Screening: “The Wall Fell on Our Heads” (Quote: Lucía Muriel)

Women of Color and Their Perspectives on the Fall of the Berlin Wall (40min, German with English subtitles)

Friday, 28th  September, 7pm

Warm-up event for the “3rd Annual Black Feminism, Womanism and the Politics of Women of Colour in Europe Conference“.

In individual and group interviews, five Feminists of Colour were asked about their political activism against racism and sexism with regard to the period of German reunification. The film examines how they experienced the profound political change, what meaning the German reunification has for them and how they lived through the subsequent rise in racist violence.

Currently in post-⁠production, the documentary will be finalised soon and will be integrated in the website to add to this archive of resistance and commemoration of marginalized histories.

Directors: Diane Izabiliza and Iman Al-Nassre
Camera: Elif Kücük
Editor: Isabel Alvarez

The screening will be followed by a Q&A with Diane Izabiliza, Jeanette Higiro and Nivedita Prasad. The Q&A will take place in German spoken language. English spoken translation can be provided if necessary.

Further information regarding the conference:

Queer India Weekend

Saturday and Sunday, September 22nd and 23rd, 6pm

Mo’Halla presents a joint screening of two films that have come to be treated as defining moments within queer cultural history in India.

Summer in My Veins (Nishit Saran, 1999, 41 mins) is an intensely personal autobiographical account of the director who takes an HIV test after finding out that a man with whom he’s had unsafe sex is HIV positive. Before he can get the results of his test though he’s committed to a trip with his mother who he’s decided to come out to.

Fire (Deepa Mehta, 1996, 104 mins) is a hugely controversial commercial film about two women married into the same traditionalist household, who find intimacy and love in each other within the oppressive confines of Indian domesticity.

Through the juxtaposition of these two very different films on queer identities in India, we aim to bring to light the sheer diversity of voices and intersectionality within the queer landscapes of the subcontinent.

Following the screenings there will be a talk with guest speakers Saboura Naqshband and Maya Indira Ganesh around the differential and unequal claim that gay men and lesbian women have had on queer dissident discourse in India, as is evident in the two films themselves.

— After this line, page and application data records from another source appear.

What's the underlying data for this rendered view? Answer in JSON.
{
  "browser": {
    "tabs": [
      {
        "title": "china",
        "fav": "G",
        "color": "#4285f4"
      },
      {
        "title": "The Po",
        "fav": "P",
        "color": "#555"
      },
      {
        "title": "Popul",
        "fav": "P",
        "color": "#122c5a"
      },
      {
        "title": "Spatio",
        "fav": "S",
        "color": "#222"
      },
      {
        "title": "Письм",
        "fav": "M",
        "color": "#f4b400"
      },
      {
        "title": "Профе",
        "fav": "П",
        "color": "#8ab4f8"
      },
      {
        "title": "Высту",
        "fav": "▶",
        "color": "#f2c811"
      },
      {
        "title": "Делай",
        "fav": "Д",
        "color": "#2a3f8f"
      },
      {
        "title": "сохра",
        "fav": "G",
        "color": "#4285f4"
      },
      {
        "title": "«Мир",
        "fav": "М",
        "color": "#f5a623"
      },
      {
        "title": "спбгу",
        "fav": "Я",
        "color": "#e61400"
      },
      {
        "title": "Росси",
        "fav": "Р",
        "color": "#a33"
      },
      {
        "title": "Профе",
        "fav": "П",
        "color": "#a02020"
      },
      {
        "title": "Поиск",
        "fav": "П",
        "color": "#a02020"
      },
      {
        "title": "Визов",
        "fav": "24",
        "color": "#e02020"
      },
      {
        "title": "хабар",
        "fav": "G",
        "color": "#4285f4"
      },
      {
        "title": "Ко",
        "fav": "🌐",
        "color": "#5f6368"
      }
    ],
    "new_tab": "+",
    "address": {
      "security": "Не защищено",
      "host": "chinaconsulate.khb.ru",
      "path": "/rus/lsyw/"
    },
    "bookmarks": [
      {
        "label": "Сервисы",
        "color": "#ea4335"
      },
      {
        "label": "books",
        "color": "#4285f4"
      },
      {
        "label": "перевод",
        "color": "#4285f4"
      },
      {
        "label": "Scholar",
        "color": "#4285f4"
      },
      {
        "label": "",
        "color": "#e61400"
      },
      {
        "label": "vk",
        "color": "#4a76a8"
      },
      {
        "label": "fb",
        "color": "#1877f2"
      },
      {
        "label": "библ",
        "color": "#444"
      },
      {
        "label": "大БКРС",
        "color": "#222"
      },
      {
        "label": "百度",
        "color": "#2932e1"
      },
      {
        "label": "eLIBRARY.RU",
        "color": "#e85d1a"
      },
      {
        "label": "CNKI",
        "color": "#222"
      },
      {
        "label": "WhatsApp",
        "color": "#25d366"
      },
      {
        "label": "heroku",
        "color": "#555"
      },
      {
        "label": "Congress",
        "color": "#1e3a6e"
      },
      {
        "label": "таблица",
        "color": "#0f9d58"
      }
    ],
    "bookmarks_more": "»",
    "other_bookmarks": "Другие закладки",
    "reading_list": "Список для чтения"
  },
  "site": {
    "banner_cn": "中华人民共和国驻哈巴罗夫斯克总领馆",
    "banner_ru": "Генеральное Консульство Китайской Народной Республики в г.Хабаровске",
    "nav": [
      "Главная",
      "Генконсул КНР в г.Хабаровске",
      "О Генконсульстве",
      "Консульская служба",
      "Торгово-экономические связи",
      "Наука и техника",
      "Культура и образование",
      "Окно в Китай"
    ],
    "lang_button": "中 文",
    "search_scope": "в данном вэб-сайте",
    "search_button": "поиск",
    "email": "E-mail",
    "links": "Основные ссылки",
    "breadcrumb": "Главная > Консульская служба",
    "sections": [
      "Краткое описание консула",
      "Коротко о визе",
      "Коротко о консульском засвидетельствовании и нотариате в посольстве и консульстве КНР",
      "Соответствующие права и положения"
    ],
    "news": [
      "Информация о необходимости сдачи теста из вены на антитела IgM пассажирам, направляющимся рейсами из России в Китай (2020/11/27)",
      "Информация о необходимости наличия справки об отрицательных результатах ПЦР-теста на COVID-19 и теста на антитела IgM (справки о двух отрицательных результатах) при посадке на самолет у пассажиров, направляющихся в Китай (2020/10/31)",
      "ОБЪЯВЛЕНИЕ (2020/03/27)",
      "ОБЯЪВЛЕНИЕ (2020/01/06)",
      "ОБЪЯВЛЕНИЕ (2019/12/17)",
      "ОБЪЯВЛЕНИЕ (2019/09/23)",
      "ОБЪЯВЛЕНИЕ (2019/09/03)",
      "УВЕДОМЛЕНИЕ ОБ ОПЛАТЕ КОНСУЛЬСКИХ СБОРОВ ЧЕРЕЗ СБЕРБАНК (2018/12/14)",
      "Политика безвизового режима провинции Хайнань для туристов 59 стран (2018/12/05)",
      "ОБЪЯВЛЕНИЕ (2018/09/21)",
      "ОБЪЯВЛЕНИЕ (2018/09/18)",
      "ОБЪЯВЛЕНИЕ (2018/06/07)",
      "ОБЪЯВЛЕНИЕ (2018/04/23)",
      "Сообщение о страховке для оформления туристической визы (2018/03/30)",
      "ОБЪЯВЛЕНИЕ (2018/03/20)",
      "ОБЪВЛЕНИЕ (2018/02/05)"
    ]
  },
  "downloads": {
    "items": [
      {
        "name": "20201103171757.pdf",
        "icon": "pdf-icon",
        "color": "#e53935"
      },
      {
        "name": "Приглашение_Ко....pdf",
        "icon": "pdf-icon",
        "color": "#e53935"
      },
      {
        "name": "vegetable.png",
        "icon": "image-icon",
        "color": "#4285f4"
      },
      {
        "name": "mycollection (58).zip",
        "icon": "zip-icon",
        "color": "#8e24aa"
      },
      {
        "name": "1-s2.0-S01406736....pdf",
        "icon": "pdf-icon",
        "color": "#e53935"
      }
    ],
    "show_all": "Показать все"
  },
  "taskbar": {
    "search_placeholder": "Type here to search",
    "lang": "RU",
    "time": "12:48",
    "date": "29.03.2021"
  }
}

We believe that this event and these two films, viewed together, will be able to engage audiences in a nuanced and critical discussion on the importance of intersectional politics within LGBTQ+ spaces, and will also serve as an event to provide an in-depth look at the scope of queer politics in India.

Language: Spoken English

Saturday’s screening (Sep. 22nd) will be followed by a talk with guest speakers Saboura Naqshband and Maya Indira Ganesh.

Further information:

Mo’Halla is a pop-up platform for dissident culture and politics, with a special focus on South Asia. They are based in Berlin, Germany. The word “Mohalla” translates to “neighbourhood” or “kiez”, a socio-political unit that denotes the local and the immediate.  “Mo’Halla” is also a mash up of the english word “More”, and the hindi word “Halla”, which translates to “noise of protest”.

Maya Indira Ganesh Maya Ganesh is a feminist technologist who has worked in and with feminist movements for gender, sexuality and reproductive rights justice  in India and internationally.

Saboura M. Naqshband studied Arabic Studies, Political Science and Social and Cultural Anthropology in London, Cairo and Berlin. She works as an anti-discrimination and empowerment trainer especially for associations of and for LGBTI * Q refugees and migrants in Berlin and nationwide. She is particularly concerned with the topics of (anti-Muslim) racism, Muslim feminism and religion, gender and sexuality. As a project consultant at the National Association of Migrant Women Organisations in Germany (DaMigra e.V.) she was responsible for the areas of project management, outreach and advocacy. Saboura is a co-founder of the intersectional Muslim Feminist networks “Berlin Muslim Feminists” and “yantaru* collective”. Her wish is to further empower South Asian diasporic perspectives (in Germany) – as a DJ and otherwise.